The Recent Cycling History of a 122-Year-Old Building

Way back, over ten years ago, the iconic wallpaper and paint shop at the corner of Kavanaugh and Markham finally closed up and was replaced by a quaint little grocery store. They didn’t use the entire building. There was a small shop that housed an Orbea Bikes outlet store. The Spanish bike company had it’s North American distribution center across the river in what is now the Diamond Bear Brewery (that’s the story of a different building), and they had some return and rebuilt bikes that they would sell out of this location.

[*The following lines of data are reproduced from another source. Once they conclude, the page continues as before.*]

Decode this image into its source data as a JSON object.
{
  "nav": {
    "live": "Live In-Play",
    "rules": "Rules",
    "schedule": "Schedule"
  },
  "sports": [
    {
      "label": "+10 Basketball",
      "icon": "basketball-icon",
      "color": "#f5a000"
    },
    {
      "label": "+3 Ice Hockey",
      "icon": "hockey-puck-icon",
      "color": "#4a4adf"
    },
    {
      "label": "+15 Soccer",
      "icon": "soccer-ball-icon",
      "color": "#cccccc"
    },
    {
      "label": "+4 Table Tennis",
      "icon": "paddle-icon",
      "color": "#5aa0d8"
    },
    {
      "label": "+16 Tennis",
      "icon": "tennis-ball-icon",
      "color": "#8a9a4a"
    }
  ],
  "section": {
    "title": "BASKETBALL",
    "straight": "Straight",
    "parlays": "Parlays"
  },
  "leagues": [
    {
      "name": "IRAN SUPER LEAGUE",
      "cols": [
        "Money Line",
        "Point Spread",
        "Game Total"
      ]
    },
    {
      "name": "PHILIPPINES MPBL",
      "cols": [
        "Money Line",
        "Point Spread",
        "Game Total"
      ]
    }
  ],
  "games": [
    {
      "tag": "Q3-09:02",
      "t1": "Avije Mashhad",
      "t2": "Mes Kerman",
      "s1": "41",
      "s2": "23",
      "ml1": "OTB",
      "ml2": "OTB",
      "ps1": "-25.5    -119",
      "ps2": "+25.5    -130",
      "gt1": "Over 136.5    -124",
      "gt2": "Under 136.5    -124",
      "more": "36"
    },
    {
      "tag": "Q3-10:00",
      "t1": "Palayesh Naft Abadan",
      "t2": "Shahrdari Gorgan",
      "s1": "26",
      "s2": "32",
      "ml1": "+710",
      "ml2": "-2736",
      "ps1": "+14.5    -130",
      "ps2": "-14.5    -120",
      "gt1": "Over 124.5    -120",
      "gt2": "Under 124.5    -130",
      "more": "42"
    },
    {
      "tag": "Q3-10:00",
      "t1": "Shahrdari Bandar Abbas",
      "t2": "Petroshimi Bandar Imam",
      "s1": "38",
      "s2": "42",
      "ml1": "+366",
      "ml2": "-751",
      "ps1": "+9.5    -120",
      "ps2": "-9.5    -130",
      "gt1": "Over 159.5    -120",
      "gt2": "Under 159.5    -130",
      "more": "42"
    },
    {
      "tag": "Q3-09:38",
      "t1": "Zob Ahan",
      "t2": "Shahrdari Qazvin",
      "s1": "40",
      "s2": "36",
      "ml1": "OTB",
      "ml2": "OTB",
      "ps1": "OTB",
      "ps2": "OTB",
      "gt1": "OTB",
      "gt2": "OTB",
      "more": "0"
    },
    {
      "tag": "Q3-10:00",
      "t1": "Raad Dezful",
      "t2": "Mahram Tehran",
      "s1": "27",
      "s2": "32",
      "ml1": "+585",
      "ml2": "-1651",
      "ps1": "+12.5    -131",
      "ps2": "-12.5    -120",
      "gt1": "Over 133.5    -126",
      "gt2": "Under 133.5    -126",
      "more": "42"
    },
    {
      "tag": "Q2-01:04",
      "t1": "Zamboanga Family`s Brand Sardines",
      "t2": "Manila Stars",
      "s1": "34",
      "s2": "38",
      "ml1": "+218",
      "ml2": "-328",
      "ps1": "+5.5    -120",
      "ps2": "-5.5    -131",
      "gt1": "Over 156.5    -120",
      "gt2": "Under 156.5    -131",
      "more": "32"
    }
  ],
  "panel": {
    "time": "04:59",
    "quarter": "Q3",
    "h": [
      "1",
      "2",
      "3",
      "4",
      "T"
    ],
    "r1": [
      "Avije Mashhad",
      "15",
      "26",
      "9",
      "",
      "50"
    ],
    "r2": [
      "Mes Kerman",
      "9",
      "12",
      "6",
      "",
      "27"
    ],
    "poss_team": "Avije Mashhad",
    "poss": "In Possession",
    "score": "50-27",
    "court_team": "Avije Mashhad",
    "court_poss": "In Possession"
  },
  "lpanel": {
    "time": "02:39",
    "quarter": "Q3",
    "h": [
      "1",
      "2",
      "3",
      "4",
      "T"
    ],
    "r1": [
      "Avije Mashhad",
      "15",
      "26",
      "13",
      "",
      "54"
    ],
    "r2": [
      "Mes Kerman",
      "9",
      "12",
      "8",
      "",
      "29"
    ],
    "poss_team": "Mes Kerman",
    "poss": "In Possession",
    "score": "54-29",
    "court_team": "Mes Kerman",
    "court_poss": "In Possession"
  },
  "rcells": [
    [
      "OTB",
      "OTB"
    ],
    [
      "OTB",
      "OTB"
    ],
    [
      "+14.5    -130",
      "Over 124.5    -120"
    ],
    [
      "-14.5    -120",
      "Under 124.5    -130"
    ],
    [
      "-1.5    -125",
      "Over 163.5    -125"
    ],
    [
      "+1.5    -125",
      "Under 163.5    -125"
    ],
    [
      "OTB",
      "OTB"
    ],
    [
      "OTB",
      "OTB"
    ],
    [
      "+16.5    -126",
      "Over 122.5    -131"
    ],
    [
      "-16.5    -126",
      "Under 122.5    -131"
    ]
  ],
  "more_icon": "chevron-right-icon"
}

Unfortunately, for local grocery shoppers, the grocery store didn’t last long and Orbea shifted their focus. Next up came a new kind of local bike shop and Spokes was born. (I haven’t changed the article linked because I find the end of it kind of funny when you find out what happened to Spokes.) Spokes was a very bright store and had a new idea, a coffee shop. The Spokes crew injected new energy into the local cycling scene. Being almost downtown, it was near some major ride routes. It was also a good after work stop to pick up some necessary parts or accessories. More than once I ran in there to grab a tail light or a CO2 cartridge and ended up sitting at the coffee bar talking about bikes and trails with other local riders. They expanded to a second location when Orbea moved to Main Street where they sold accessories, Orbea bikes, and coffee. (Spain on Main) A few years later, Orbea decided to move back across the river to a large facility in North Little Rock, Spokes downtown closed up and soon they closed up the shop in the old wallpaper and paint store. It was at this point that the owners of Spokes moved out west to try a Giant Bike store. They have recently changed the name to Spokes Giant, this makes me happy. (You’ll understand if you read the article on the opening of the original Spokes.)

All that brings us to this news release on The Meteor. A trendy bike/coffee shop that has hosted several Central Arkansas Trail Alliance socials, and recently a send-off party for Rebecca Rusch on her record-setting ride around Arkansas. My experience in their bike shop is that they are a bit more focused on road/gravel bikes and don’t stock much in the higher end mountain bikes that I like to see leaving Cannondale a little under-represented in the area.

Below is The Meteor’s latest news release:

Coffee and cycling go together as famously as peas and carrots. Doug Zell and Chris St. Peter decided to take it one fancy step farther.

With breakfast, lunch and “all-day” menus and also serving beer, wine and of course Intelligentsia Coffee, The Meteor toes the line between business lunch spot and full-service bike retailer. Carrying Cannondale, Orbea, Felt, Electra and custom options from Allied Cycle Works, it welcomes the cyclist and non-cyclist.

“We realize that if you’re not careful, cycling and coffee are two cultures that can come off as exclusive and snotty,” St. Peter said. “So we very intentionally trend the other way to make sure everyone feels welcome.”

Zell’s Intelligentsia Coffee has been a successful venture with 17 locations after starting in 1995, and while St. Peter wouldn’t divulge financials, he said success comes down to sweating the details.

“You can’t have 17 locations without nailing the details on every level,” he said.

The Meteor is expanding this year with two more locations: Austin, Texas, in August and Bentonville, Arkansas, soon afterward.

The Little Rock location, with 20 employees across the bike shop and cafe, opened two years ago in an 1897 refurbished building. “Open, bright, airy and fun,” St. Peter said.

The Bentonville location will share space with Allied’s corporate headquarters and offer a full cafe transitioning into a bike service and sales area and also opening into Allied’s showroom floor, St. Peter said.

“We have some great momentum at our Little Rock location, and we’re extremely grateful to our loyal customers who’ve made that happen,” he said.

In the same way, Intelligentsia changed coffee, Zell and St. Peter hope The Meteor changes the bike retailer business.

“The Meteor is just getting started, but we hope it has a similar long-term impact,” he said.

Co-sponsors of the Meteor X Giordana team, Zell and St. Peter had another reason to toast their “Espresso, Champagne and Chain Lube” lifestyle when one of their riders, Colin Strickland, won the Dirty Kanza 200 gravel race Saturday.

“What a ride! The publicity and marketing benefit is huge,” said St. Peter, who added The Meteor sponsors local clubs, teams, races, and an elite women’s gravel team, The Meteor // Intelligentsia.

So Little Rock is exporting its bike culture to Austin, TX, and Bentonville, AR. It may seem surprising but until about 5 or 6 years ago, central Arkansas was the base of Arkansas bike culture.